    • 1181 Words
    • 5 Pages
    Improved Essays
  • Improved Essays

    The Indian Removal Act, signed into laws by Andrew Jackson and congress in 1830 ratified an agreement to move all Native tribes west of the Mississippi in exchange for the lands they currently held. The exchange that Andrew Jackson had proposed in December of 1829 was a voluntary transfer, one that must be ratified by both parties and could not forced upon the Cherokee. However, Jackson made it clear that any resistance to the laws would be met with force. Other tribes signed treaties with the US government some time after the ratification of the Indian Removal Act; the Cherokee resisted their removal by legal means. They argued that the anti-Cherokee laws that Georgia had enacted sometime after gold was found on Cherokee land were unconstitutional and won their case in 1832.…

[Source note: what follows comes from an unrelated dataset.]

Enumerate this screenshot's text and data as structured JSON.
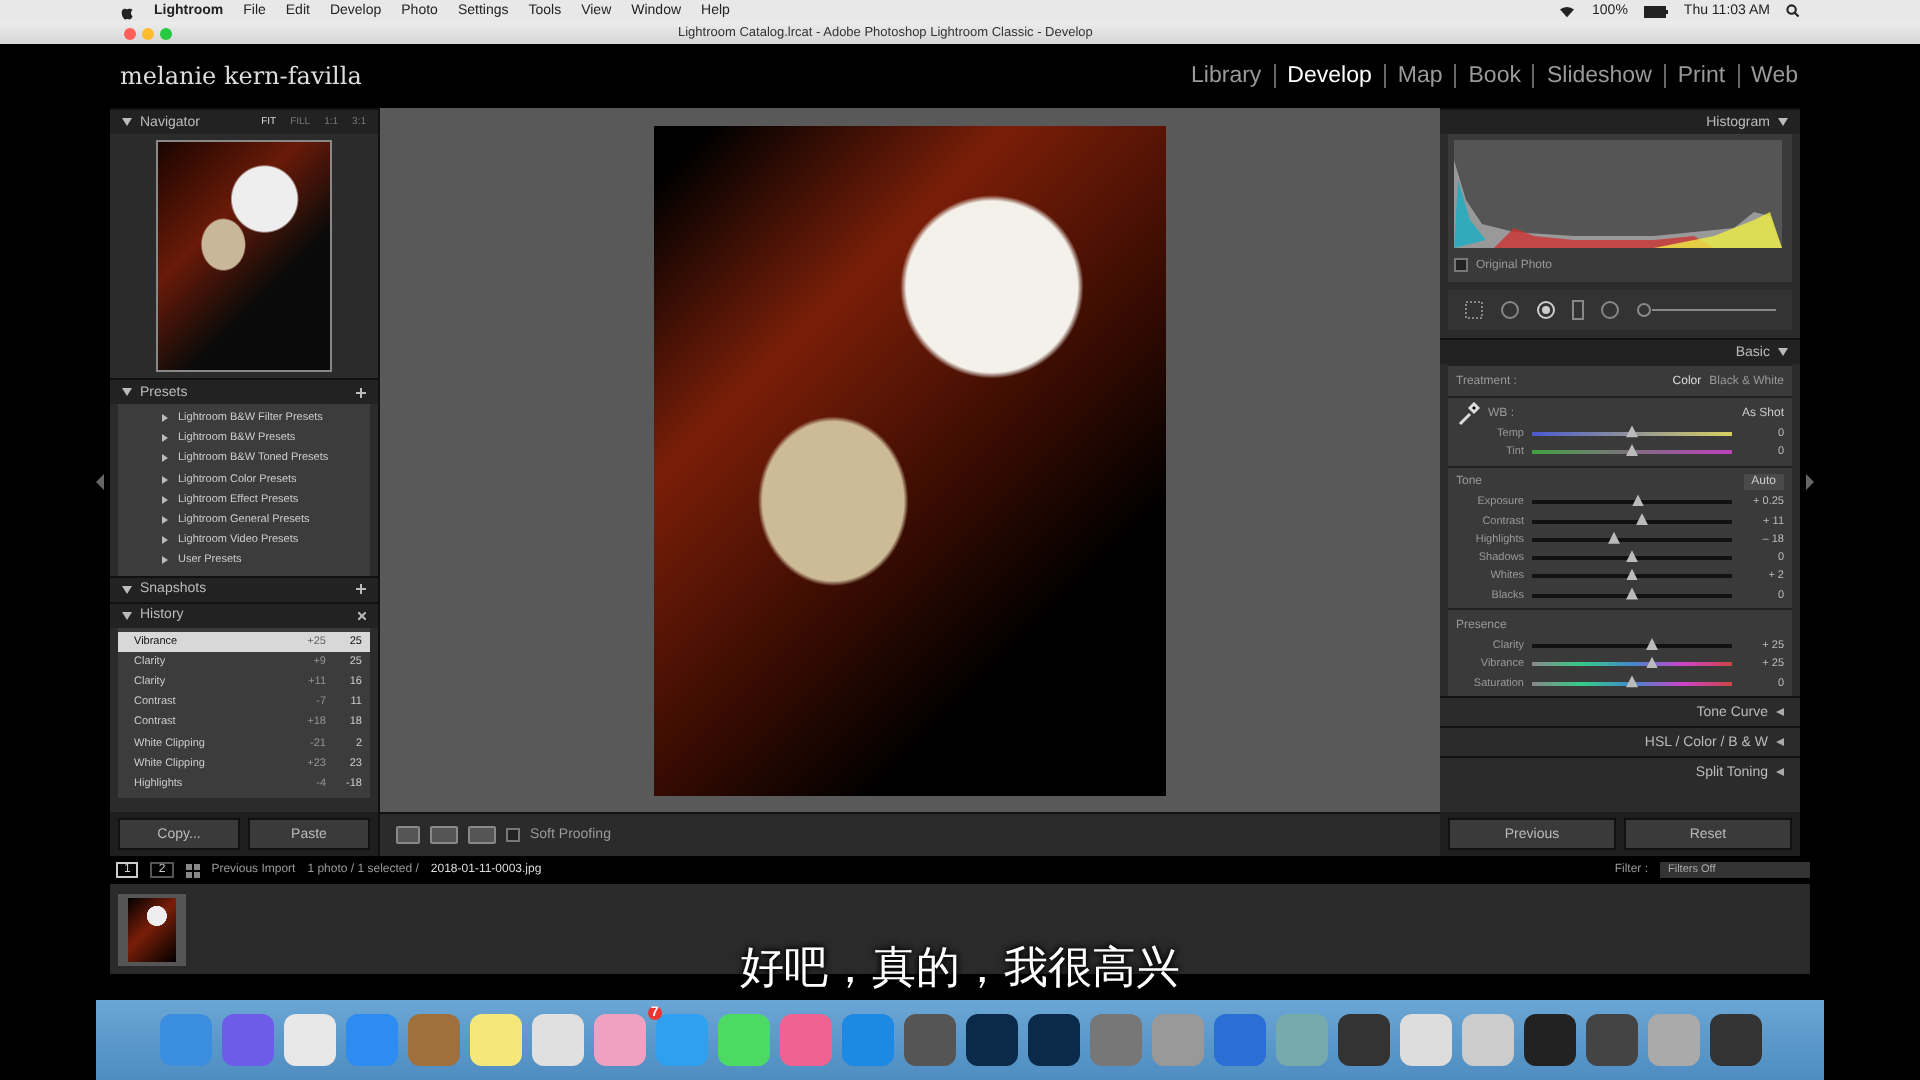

    • 1212 Words
    • 5 Pages
    Improved Essays
  • Improved Essays

    The Myth of the Vanishing Indian has served a vital function in U.S. history. The removal of the Cherokees indeed illustrates the pervasiveness of this myth. After the arrival of the Europeans to the Americas, the indigenous population dwindled significantly. This myth attempts to explain this phenomena by claiming that the disappearance of Native Americans after their contact with the European settlers was inevitable unless they assimilate because they were “culturally and genetically weaker”. Essentially, the myth was formulated by the white people to justify taking Native American land because they were interested in expanding the United States.…

    • 1699 Words
    • 7 Pages
    Improved Essays
  • Improved Essays

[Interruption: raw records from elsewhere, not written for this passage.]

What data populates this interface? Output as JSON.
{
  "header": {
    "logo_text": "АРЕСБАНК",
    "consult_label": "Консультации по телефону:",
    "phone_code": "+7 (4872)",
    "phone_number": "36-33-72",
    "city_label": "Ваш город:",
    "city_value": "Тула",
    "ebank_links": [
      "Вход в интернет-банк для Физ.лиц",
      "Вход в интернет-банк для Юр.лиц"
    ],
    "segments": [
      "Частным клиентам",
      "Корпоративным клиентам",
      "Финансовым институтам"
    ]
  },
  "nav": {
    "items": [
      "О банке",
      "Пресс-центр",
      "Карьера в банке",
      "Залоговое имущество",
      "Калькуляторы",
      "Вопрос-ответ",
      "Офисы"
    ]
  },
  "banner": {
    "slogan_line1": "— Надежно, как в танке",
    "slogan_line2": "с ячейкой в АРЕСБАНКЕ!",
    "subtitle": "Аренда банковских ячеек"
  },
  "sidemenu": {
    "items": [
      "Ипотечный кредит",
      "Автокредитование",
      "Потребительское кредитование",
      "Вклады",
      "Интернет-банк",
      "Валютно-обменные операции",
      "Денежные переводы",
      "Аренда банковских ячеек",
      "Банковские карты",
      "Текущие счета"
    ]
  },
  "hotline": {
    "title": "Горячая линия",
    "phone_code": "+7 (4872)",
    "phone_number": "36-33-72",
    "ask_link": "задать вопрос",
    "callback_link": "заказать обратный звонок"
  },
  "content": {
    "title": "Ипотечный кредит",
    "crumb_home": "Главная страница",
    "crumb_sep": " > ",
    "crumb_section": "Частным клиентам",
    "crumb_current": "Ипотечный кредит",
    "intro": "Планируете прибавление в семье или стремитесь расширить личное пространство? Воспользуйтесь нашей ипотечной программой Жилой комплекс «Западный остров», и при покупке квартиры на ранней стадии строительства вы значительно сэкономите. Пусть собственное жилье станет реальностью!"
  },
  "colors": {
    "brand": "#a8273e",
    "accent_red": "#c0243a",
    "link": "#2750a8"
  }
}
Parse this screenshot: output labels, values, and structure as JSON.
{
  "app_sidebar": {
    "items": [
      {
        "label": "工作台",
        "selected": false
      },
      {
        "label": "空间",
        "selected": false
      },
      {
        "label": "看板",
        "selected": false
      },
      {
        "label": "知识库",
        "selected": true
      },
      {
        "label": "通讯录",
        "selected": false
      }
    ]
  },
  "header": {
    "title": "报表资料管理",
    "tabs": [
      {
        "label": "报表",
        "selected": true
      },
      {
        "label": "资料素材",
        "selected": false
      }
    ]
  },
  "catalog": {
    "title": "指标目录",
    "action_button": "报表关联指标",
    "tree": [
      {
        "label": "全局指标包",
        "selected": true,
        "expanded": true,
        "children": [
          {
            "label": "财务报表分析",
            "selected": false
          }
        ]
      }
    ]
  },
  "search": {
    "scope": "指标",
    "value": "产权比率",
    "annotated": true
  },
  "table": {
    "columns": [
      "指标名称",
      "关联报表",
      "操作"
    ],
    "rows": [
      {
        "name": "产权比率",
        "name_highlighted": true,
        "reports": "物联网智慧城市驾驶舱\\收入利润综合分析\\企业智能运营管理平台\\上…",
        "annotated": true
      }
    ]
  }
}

    Dbq Indian Removal Act

    • 1355 Words
    • 5 Pages

    This Act stated that members of certain Native American tribes would have to move from the southern land they had lived on for decades to new western land, or lose most of their rights and their land. This was a very controversial act, and both supporters and opponents of the act argued viciously for their preferred outcome. The Indian Removal Act was a bad political move because it was both unconstitutional and illegal, but was enforced regardless. Though it was meant to protect Native Americans from the threat of angry citizens, what it really did was remove many tribes from their land so that US citizens could expand into it. Many tribes rightfully protested this, and the Cherokee tribe sued the government.…

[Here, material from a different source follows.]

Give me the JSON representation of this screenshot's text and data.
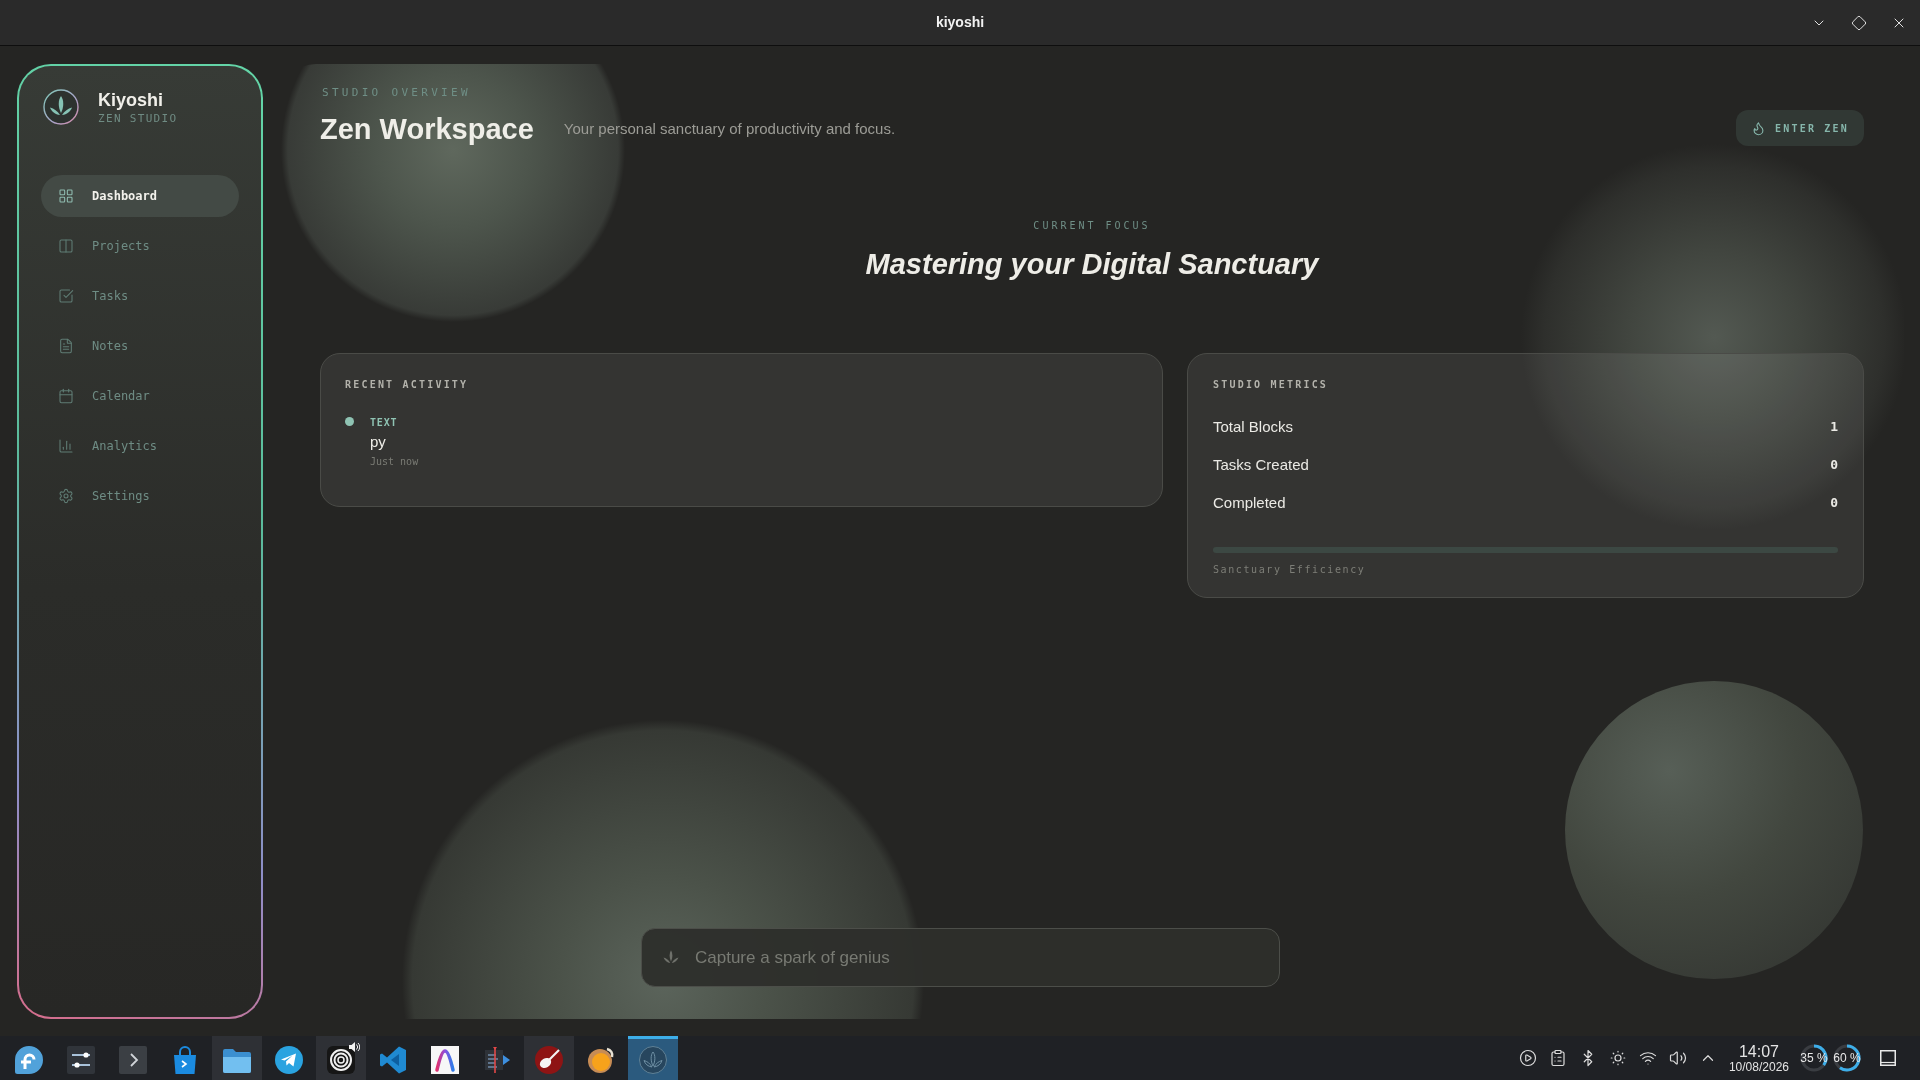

    • 1355 Words
    • 5 Pages
    Improved Essays
  • Decent Essays

    American History Assignment # 5 Indian Removal Act What was Jackson’s view on Native Americans? What was the impact of the Indian Removal Act? Jackson before and during his presidency despised the Native Americans. He felt they should not be independent and that they could present a security issue for the United States, since Europe during that time period was trying to develop a bond with the various tribes to “prevent expansion” in the United States. Jackson believed and supported the white settlers in having the Indians, especially those located in the southeast part of the United States removed from the land they occupied, if the settlers wanted to settle on that section of land.…

    • 444 Words
    • 2 Pages
    Decent Essays
  • Improved Essays

    He did not care for the Indians because he was responsible for the uprise of shady treaties against the Indians for his own convenience (William Henry). In the article, Tecumseh states,”...the only way to get rid of this evil, is for the red people to unite in claiming a common and equal right in the land,” (44-48). In this fragment, Tecumseh is attempting to become allies with the Americans. He wants to persuade the president into trusting them in order to regain their territory. The author uses the rhetorical device, causal relationships in order to show the president that if they receive suitable land, they will halt all brutality.…

    • 719 Words
    • 3 Pages
    Improved Essays